China maintains it moved decisively to contain COVID-19 after the virus took flight in Wuhan, but for the country’s 97 million Christians, the cost in heavy restrictions—as surveillance reached into their homes, online and off-line interactions were tracked, and their faces were scanned into the Public Security database—is high.
Reports from counties in Henan and Jiangxi provinces say cameras with facial recognition software are now in all state-approved religious venues. Churches that have refused to install these cameras have been fined raided and even banned, like the 1,500-member Zion Church in northern Beijing.
In April 2018, Zion Church, one of the Chinese capital’s largest house churches, received a letter from city officials asking them to install 24 surveillance cameras in their sanctuary for “security reasons.”
“The church decided this was not appropriate,” Zion Church Pastor Ezra Jin told Reuters. “Our services are a sacred time.”
After the church refused, state security officials and police began to harass churchgoers, contacting their workplaces and asking them to promise not to go to church. In August 2018, authorities threatened to close Zion Church because they refused to install the cameras. A month later, officials banned the church and confiscated materials.

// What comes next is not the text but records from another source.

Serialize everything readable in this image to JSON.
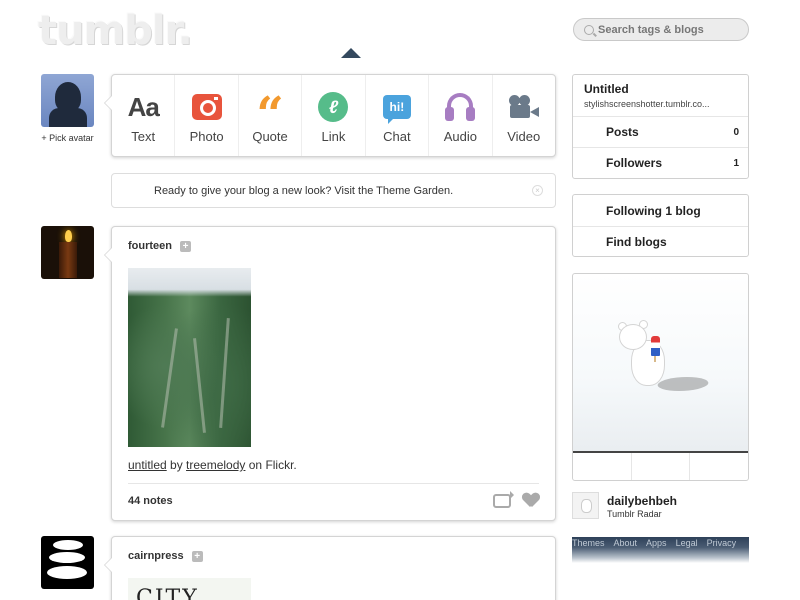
{
  "header": {
    "logo_text": "tumblr.",
    "search_placeholder": "Search tags & blogs"
  },
  "dashboard": {
    "pick_avatar_label": "+ Pick avatar",
    "post_types": [
      {
        "label": "Text",
        "icon": "text-icon",
        "glyph": "Aa"
      },
      {
        "label": "Photo",
        "icon": "camera-icon"
      },
      {
        "label": "Quote",
        "icon": "quote-icon",
        "glyph": "“"
      },
      {
        "label": "Link",
        "icon": "link-icon",
        "glyph": "ℓ"
      },
      {
        "label": "Chat",
        "icon": "chat-icon",
        "glyph": "hi!"
      },
      {
        "label": "Audio",
        "icon": "headphones-icon"
      },
      {
        "label": "Video",
        "icon": "video-camera-icon"
      }
    ],
    "notice": "Ready to give your blog a new look? Visit the Theme Garden.",
    "colors": {
      "photo": "#e8543c",
      "quote": "#f2992e",
      "link": "#56bc8a",
      "chat": "#4ba3dd",
      "audio": "#a77dc2",
      "video": "#6b7a8a",
      "header_caret": "#34495e"
    }
  },
  "posts": [
    {
      "author": "fourteen",
      "caption_link1": "untitled",
      "caption_by": " by ",
      "caption_link2": "treemelody",
      "caption_suffix": " on Flickr.",
      "notes": "44 notes"
    },
    {
      "author": "cairnpress",
      "preview_text": "CITY"
    }
  ],
  "sidebar": {
    "blog_name": "Untitled",
    "blog_url": "stylishscreenshotter.tumblr.co...",
    "stats": [
      {
        "label": "Posts",
        "count": "0"
      },
      {
        "label": "Followers",
        "count": "1"
      }
    ],
    "following_label": "Following 1 blog",
    "find_blogs_label": "Find blogs",
    "radar_user": "dailybehbeh",
    "radar_label": "Tumblr Radar",
    "footer_links": [
      "Themes",
      "About",
      "Apps",
      "Legal",
      "Privacy"
    ]
  }
}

Zion leaders understood what the government was asking. Reportedly, many of these cameras are installed next to standard CCTV cameras, but they link to the Public Security Bureau, meaning artificial intelligence can instantly connect with other government databases. The facial recognition software will eventually be linked to China’s “Social Credit System,” which monitors the loyalty of citizens with regards to the tenets of communism. With 415 million surveillance cameras and counting, the state has the infrastructure and legal framework to pressure religious minorities in both direct and indirect ways we’ve never seen before.
And these potentially detrimental systems are spreading beyond China.